The assimilation of articles representing Muslim identity or religious life by for-profit corporations is, then, just a marketing/re-branding strategy, not a move informed by social justice concerns. It does little to disrupt racial hierarchies that undergird discrimination of Muslims in the first place.
Significantly, it also stabilises a particular notion of Muslim womanhood. When influential organizations select the hijab as representative of Muslim women, those who do not don the hijab find themselves on the defensive about their authenticity as Muslims. They come out all guns blazing at the hijab, delegitimising women who actually choose to wear it for multiple reasons. Such moves then create fissures within Muslim women as well.
Rather than taking on the mantle of providing inspiration to Muslim girls, perhaps organisations such as Mattel should engage more Muslim women in their creative and production processes. Perhaps such engagements will enable them to not only understand the diversity of Muslim women globally, but also to provide much-needed opportunities to Muslim women to thrive economically and socially.

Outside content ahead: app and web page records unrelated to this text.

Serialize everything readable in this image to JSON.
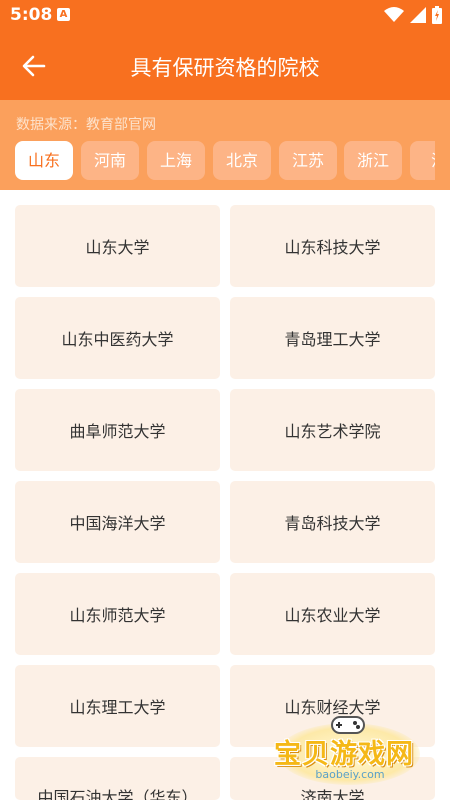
{
  "status": {
    "time": "5:08",
    "notification_letter": "A"
  },
  "appbar": {
    "title": "具有保研资格的院校"
  },
  "source_text": "数据来源：教育部官网",
  "provinces": [
    "山东",
    "河南",
    "上海",
    "北京",
    "江苏",
    "浙江",
    "江"
  ],
  "selected_province": "山东",
  "schools": [
    "山东大学",
    "山东科技大学",
    "山东中医药大学",
    "青岛理工大学",
    "曲阜师范大学",
    "山东艺术学院",
    "中国海洋大学",
    "青岛科技大学",
    "山东师范大学",
    "山东农业大学",
    "山东理工大学",
    "山东财经大学",
    "中国石油大学（华东）",
    "济南大学"
  ],
  "watermark": {
    "text": "宝贝游戏网",
    "url": "baobeiy.com"
  },
  "colors": {
    "primary": "#f8701f",
    "filter_bg": "#fba05c",
    "chip_bg": "#fdb486",
    "card_bg": "#fcf0e6"
  },
  "icons": {
    "back": "arrow-left-icon",
    "wifi": "wifi-icon",
    "signal": "signal-icon",
    "battery": "battery-icon"
  }
}
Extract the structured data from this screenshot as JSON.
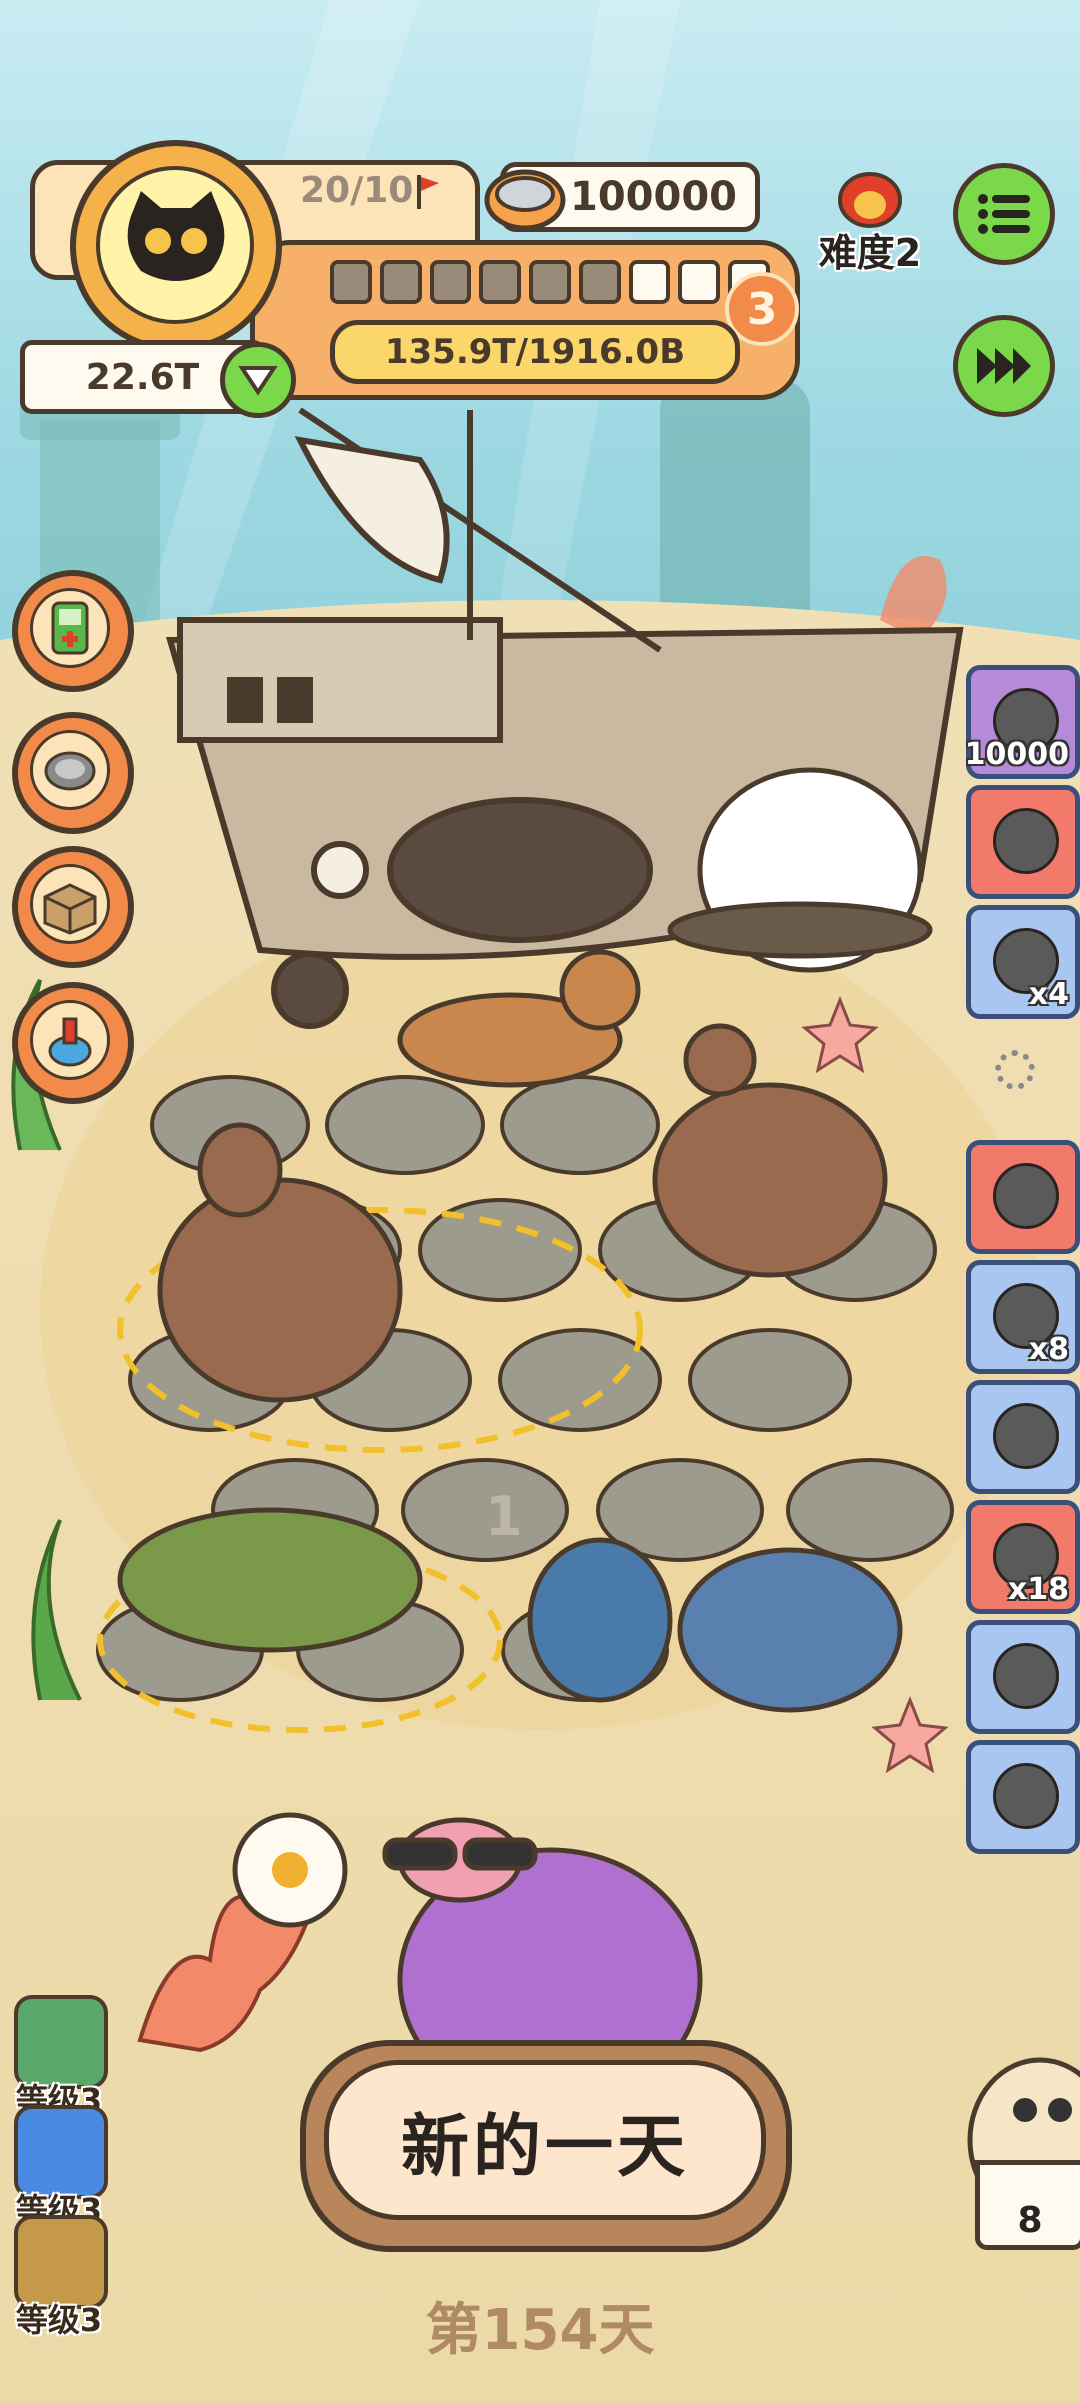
{
  "hud": {
    "capacity": "20/10",
    "coins": "100000",
    "player_value": "22.6T",
    "progress_text": "135.9T/1916.0B",
    "level_badge": "3",
    "difficulty": "难度2",
    "progress_segments_filled": 6,
    "progress_segments_total": 9
  },
  "side_items": [
    {
      "icon": "meat-ball-icon",
      "count": "10000",
      "bg": "#b58ad8"
    },
    {
      "icon": "green-bomb-icon",
      "count": "",
      "bg": "#f27a6a"
    },
    {
      "icon": "tin-can-icon",
      "count": "x4",
      "bg": "#a9c6f0"
    },
    {
      "icon": "bones-icon",
      "count": "",
      "bg": "#f27a6a"
    },
    {
      "icon": "donut-icon",
      "count": "x8",
      "bg": "#a9c6f0"
    },
    {
      "icon": "camera-icon",
      "count": "",
      "bg": "#a9c6f0"
    },
    {
      "icon": "kettle-icon",
      "count": "x18",
      "bg": "#f27a6a"
    },
    {
      "icon": "jar-icon",
      "count": "",
      "bg": "#a9c6f0"
    },
    {
      "icon": "seed-bag-icon",
      "count": "",
      "bg": "#a9c6f0"
    }
  ],
  "levels": [
    {
      "label": "等级3",
      "color": "#5aa86a"
    },
    {
      "label": "等级3",
      "color": "#4a8ae0"
    },
    {
      "label": "等级3",
      "color": "#c49a4a"
    }
  ],
  "main_button": "新的一天",
  "day_label": "第154天",
  "slot_number": "1",
  "companion_count": "8"
}
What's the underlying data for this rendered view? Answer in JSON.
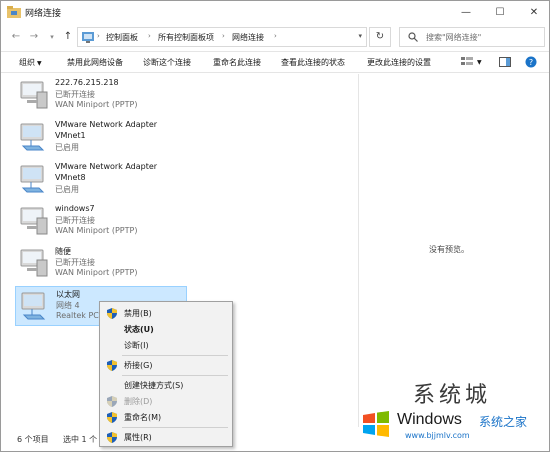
{
  "window": {
    "title": "网络连接"
  },
  "address": {
    "crumbs": [
      "控制面板",
      "所有控制面板项",
      "网络连接"
    ],
    "search_placeholder": "搜索\"网络连接\""
  },
  "commands": [
    "组织",
    "禁用此网络设备",
    "诊断这个连接",
    "重命名此连接",
    "查看此连接的状态",
    "更改此连接的设置"
  ],
  "connections": [
    {
      "name": "222.76.215.218",
      "status": "已断开连接",
      "device": "WAN Miniport (PPTP)",
      "type": "wan"
    },
    {
      "name": "VMware Network Adapter",
      "status": "VMnet1",
      "device": "已启用",
      "type": "vm"
    },
    {
      "name": "VMware Network Adapter",
      "status": "VMnet8",
      "device": "已启用",
      "type": "vm"
    },
    {
      "name": "windows7",
      "status": "已断开连接",
      "device": "WAN Miniport (PPTP)",
      "type": "wan"
    },
    {
      "name": "随便",
      "status": "已断开连接",
      "device": "WAN Miniport (PPTP)",
      "type": "wan"
    },
    {
      "name": "以太网",
      "status": "网络 4",
      "device": "Realtek PCI",
      "type": "eth",
      "selected": true
    }
  ],
  "preview": {
    "text": "没有预览。"
  },
  "status": {
    "count": "6 个项目",
    "selected": "选中 1 个"
  },
  "context_menu": {
    "items": [
      {
        "label": "禁用(B)",
        "shield": true
      },
      {
        "label": "状态(U)",
        "bold": true
      },
      {
        "label": "诊断(I)"
      },
      {
        "label": "桥接(G)",
        "shield": true
      },
      {
        "label": "创建快捷方式(S)"
      },
      {
        "label": "删除(D)",
        "shield": true,
        "disabled": true
      },
      {
        "label": "重命名(M)",
        "shield": true
      },
      {
        "label": "属性(R)",
        "shield": true
      }
    ]
  },
  "watermark": {
    "title": "系统城",
    "brand": "Windows",
    "brand_cn": "系统之家",
    "url": "www.bjjmlv.com"
  },
  "colors": {
    "selection": "#cce8ff",
    "accent": "#1a73c8"
  }
}
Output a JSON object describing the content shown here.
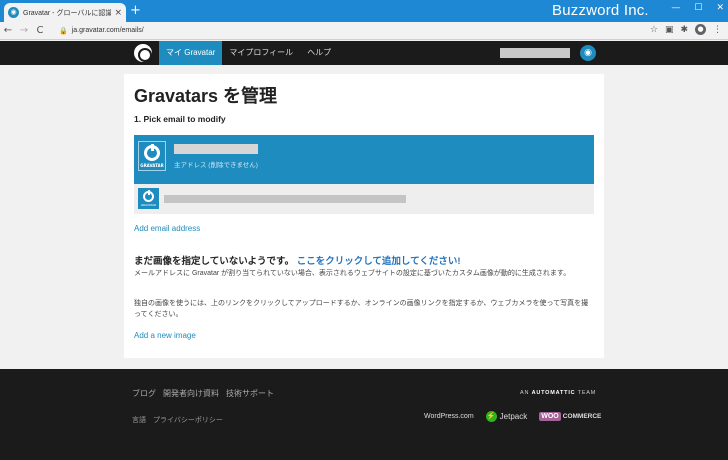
{
  "browser": {
    "tab_title": "Gravatar - グローバルに認識される!",
    "tab_close": "×",
    "new_tab": "+",
    "url": "ja.gravatar.com/emails/",
    "watermark": "Buzzword Inc.",
    "win_min": "—",
    "win_max": "☐",
    "win_close": "✕",
    "back": "←",
    "forward": "→",
    "reload": "C"
  },
  "site_nav": {
    "items": [
      {
        "label": "マイ Gravatar",
        "active": true
      },
      {
        "label": "マイプロフィール",
        "active": false
      },
      {
        "label": "ヘルプ",
        "active": false
      }
    ]
  },
  "main": {
    "title": "Gravatars を管理",
    "step_heading": "1. Pick email to modify",
    "primary_label": "GRAVATAR",
    "primary_note": "主アドレス (削除できません)",
    "secondary_label": "GRAVATAR",
    "add_email": "Add email address",
    "no_image_heading": "まだ画像を指定していないようです。",
    "no_image_link": "ここをクリックして追加してください!",
    "para1": "メールアドレスに Gravatar が割り当てられていない場合、表示されるウェブサイトの設定に基づいたカスタム画像が動的に生成されます。",
    "para2": "独自の画像を使うには、上のリンクをクリックしてアップロードするか、オンラインの画像リンクを指定するか、ウェブカメラを使って写真を撮ってください。",
    "add_image": "Add a new image"
  },
  "footer": {
    "links": [
      "ブログ",
      "開発者向け資料",
      "技術サポート"
    ],
    "links2": [
      "言語",
      "プライバシーポリシー"
    ],
    "automattic_prefix": "AN",
    "automattic_name": "AUTOMATTIC",
    "automattic_suffix": "TEAM",
    "wordpress": "WordPress.com",
    "jetpack": "Jetpack",
    "woo_badge": "WOO",
    "woo_text": "COMMERCE"
  }
}
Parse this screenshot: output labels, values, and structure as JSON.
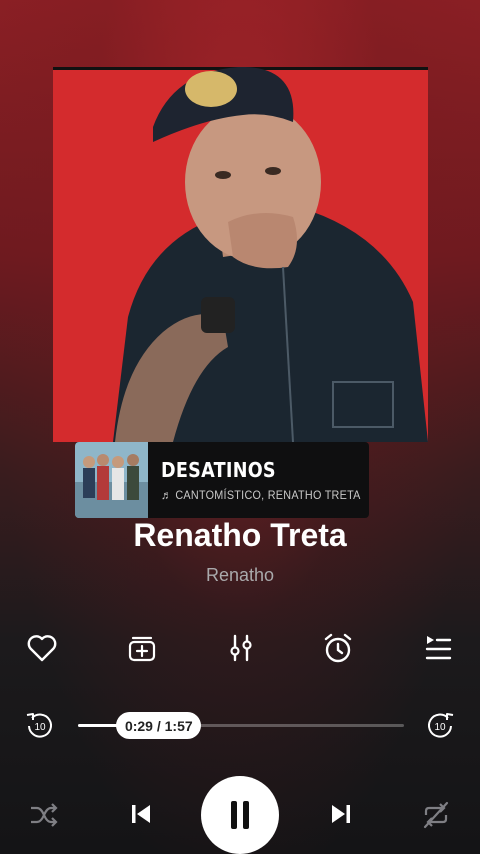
{
  "player": {
    "colors": {
      "background_top": "#8a1f24",
      "background_bottom": "#141416",
      "accent": "#ffffff"
    }
  },
  "now_playing_card": {
    "title": "DESATINOS",
    "subtitle": "♬ CANTOMÍSTICO, RENATHO TRETA"
  },
  "track": {
    "title": "Renatho Treta",
    "artist": "Renatho"
  },
  "actions": [
    {
      "icon": "heart-icon"
    },
    {
      "icon": "add-to-playlist-icon"
    },
    {
      "icon": "equalizer-icon"
    },
    {
      "icon": "sleep-timer-icon"
    },
    {
      "icon": "queue-icon"
    }
  ],
  "progress": {
    "time_label": "0:29 / 1:57",
    "current_seconds": 29,
    "total_seconds": 117,
    "rewind_label": "10",
    "forward_label": "10"
  },
  "controls": {
    "shuffle_icon": "shuffle-icon",
    "previous_icon": "skip-previous-icon",
    "play_pause_icon": "pause-icon",
    "next_icon": "skip-next-icon",
    "repeat_icon": "repeat-off-icon"
  }
}
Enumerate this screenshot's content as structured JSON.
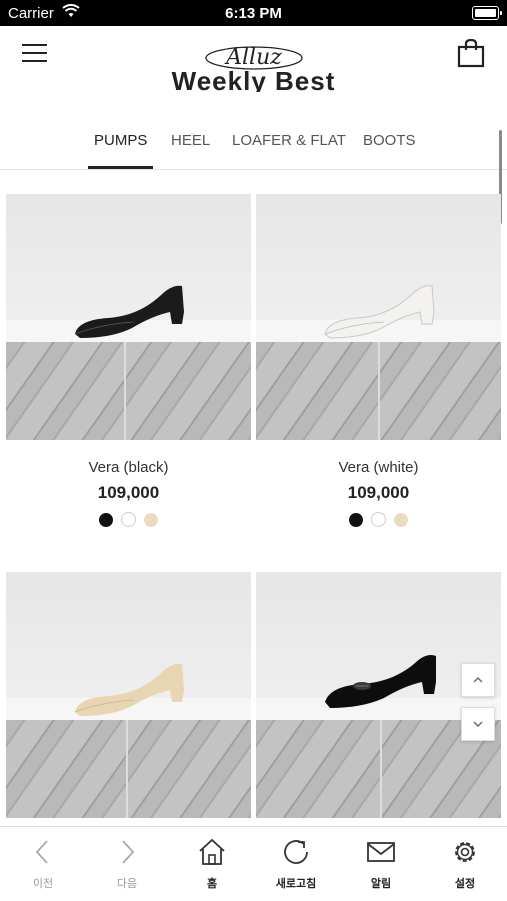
{
  "status_bar": {
    "carrier": "Carrier",
    "time": "6:13 PM"
  },
  "header": {
    "logo_text": "Alluz",
    "section_title": "Weekly Best"
  },
  "tabs": [
    {
      "label": "PUMPS",
      "active": true
    },
    {
      "label": "HEEL",
      "active": false
    },
    {
      "label": "LOAFER & FLAT",
      "active": false
    },
    {
      "label": "BOOTS",
      "active": false
    }
  ],
  "products": [
    {
      "name": "Vera (black)",
      "price": "109,000",
      "shoe_color": "#1b1b1b",
      "swatches": [
        "#111111",
        "#ffffff",
        "#eadcc0"
      ]
    },
    {
      "name": "Vera (white)",
      "price": "109,000",
      "shoe_color": "#f3f2ef",
      "swatches": [
        "#111111",
        "#ffffff",
        "#eadcc0"
      ]
    },
    {
      "shoe_color": "#e8d6b2"
    },
    {
      "shoe_color": "#0d0d0d"
    }
  ],
  "scroll_buttons": {
    "up_icon": "chevron-up-icon",
    "down_icon": "chevron-down-icon"
  },
  "bottom_nav": [
    {
      "label": "이전",
      "icon": "back-arrow-icon"
    },
    {
      "label": "다음",
      "icon": "forward-arrow-icon"
    },
    {
      "label": "홈",
      "icon": "home-icon"
    },
    {
      "label": "새로고침",
      "icon": "refresh-icon"
    },
    {
      "label": "알림",
      "icon": "mail-icon"
    },
    {
      "label": "설정",
      "icon": "settings-gear-icon"
    }
  ]
}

Organisations such as Mattel and D&G are not in the business of empowering Muslims/minorities, and thus their claims as such must be vigorously questioned. Allocating consumer items of capitalist corporations the power to transform social relations simply gives them more power. Their token products help them lay claim to being diverse and progressive, while masking the underlying systems that reproduce inequality. We must resist such ideological moves by corporations, whose only agenda might be the commodification of difference to make more money and promote their brands.
Shenila Khoja-Moolji is a scholar of gender, Islam, and youth studies. This article was previously published on Al Jazeera and is reprinted here with the author’s permission.